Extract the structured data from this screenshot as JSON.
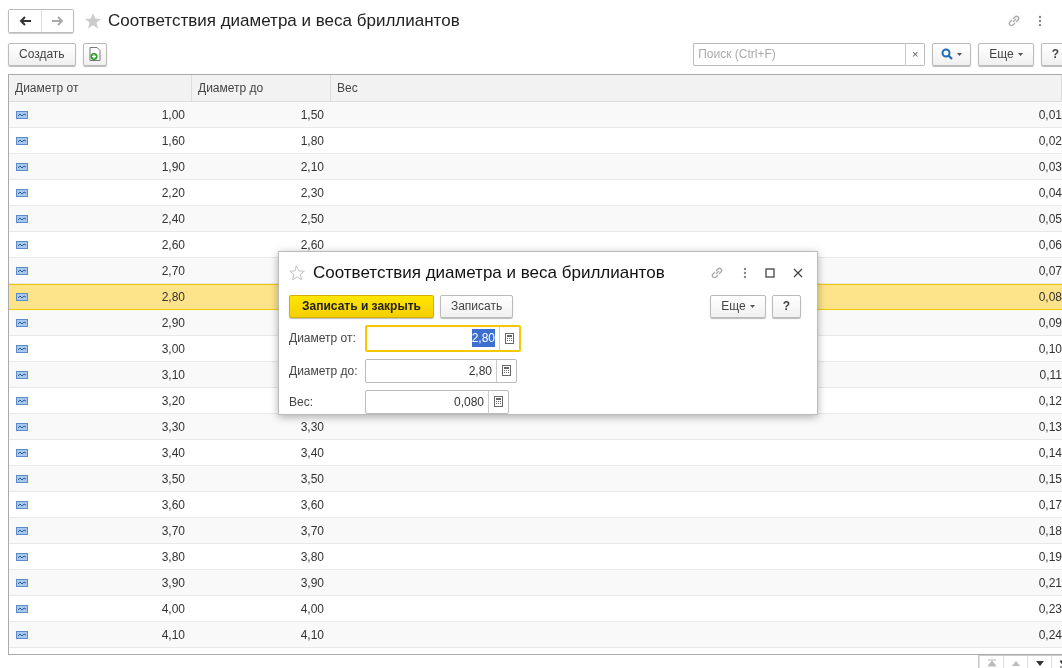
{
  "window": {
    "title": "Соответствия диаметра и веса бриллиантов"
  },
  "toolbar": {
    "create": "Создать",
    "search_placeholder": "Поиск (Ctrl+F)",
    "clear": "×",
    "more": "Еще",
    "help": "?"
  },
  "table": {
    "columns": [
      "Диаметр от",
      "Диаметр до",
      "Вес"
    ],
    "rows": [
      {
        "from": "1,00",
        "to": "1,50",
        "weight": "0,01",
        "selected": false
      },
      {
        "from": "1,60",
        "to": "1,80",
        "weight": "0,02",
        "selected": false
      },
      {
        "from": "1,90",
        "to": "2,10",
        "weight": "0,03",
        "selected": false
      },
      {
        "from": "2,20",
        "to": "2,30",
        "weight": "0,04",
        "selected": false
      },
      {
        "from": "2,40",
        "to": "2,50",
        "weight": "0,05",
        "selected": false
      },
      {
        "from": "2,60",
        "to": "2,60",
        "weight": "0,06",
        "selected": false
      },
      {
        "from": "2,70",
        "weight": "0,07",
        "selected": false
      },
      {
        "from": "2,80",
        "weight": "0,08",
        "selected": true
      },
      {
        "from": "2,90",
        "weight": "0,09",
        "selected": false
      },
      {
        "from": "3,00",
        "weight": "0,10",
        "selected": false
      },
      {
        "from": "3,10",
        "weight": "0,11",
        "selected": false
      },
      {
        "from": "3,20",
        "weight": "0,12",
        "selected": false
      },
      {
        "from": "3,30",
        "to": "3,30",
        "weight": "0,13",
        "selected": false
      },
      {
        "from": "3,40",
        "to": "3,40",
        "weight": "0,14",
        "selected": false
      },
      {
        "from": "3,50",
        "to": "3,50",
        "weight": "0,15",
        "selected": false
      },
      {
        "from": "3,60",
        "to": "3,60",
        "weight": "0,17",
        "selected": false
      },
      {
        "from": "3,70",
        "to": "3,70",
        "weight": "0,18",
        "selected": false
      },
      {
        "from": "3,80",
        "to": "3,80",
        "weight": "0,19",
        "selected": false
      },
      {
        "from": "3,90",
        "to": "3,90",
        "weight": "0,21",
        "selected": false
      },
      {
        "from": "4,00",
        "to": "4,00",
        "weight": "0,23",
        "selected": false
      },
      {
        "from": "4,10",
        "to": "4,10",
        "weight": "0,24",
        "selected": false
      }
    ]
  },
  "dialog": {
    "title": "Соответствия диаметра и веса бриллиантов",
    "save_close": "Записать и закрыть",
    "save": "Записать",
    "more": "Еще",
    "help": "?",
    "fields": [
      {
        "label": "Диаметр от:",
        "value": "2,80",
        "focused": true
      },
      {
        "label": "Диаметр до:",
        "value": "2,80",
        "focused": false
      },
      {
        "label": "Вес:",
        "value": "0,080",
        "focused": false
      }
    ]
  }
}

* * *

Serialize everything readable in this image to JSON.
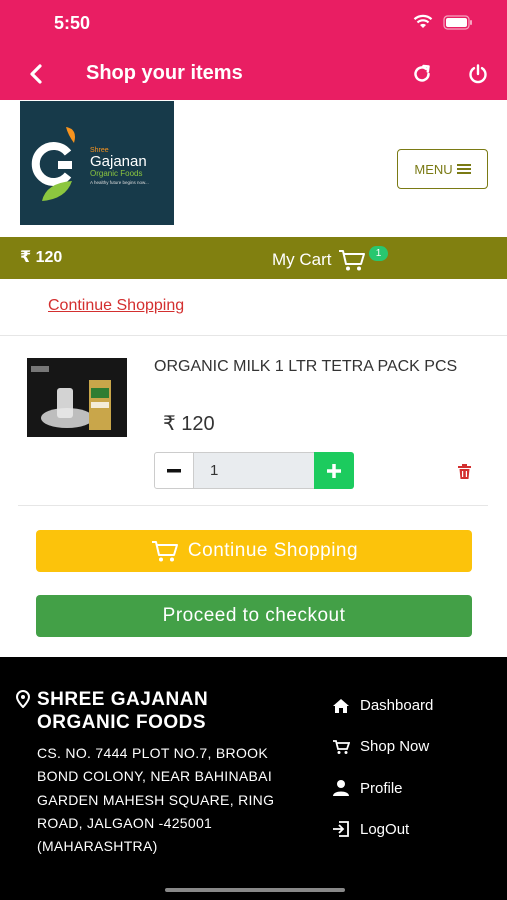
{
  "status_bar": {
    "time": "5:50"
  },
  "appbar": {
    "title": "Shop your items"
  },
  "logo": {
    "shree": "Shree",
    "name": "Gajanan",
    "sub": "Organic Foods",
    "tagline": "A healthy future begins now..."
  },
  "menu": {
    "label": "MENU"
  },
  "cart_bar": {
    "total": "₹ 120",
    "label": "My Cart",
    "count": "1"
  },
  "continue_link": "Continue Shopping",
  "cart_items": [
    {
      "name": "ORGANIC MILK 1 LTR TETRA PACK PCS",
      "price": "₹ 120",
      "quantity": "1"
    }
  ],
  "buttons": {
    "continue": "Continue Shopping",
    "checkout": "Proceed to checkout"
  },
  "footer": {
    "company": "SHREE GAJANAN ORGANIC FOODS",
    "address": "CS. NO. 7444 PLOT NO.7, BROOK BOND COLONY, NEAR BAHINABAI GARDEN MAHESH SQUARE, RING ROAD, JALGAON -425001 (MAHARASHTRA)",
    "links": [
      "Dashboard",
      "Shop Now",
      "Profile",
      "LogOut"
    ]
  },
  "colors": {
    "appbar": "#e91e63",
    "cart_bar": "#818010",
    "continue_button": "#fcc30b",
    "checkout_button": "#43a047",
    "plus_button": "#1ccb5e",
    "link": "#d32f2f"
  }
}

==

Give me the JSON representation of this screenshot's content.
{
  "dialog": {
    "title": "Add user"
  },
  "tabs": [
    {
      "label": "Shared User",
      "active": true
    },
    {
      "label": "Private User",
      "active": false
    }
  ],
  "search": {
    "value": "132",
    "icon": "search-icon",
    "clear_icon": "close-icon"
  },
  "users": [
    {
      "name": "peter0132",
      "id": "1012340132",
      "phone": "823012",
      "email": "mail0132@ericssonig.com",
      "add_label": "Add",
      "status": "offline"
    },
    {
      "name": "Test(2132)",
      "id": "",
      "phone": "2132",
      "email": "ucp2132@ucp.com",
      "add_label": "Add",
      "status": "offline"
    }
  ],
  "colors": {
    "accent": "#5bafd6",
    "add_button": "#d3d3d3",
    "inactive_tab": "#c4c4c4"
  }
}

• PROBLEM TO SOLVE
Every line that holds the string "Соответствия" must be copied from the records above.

• WRITTEN SOLUTION
    "title": "Соответствия диаметра и веса бриллиантов"
    "title": "Соответствия диаметра и веса бриллиантов",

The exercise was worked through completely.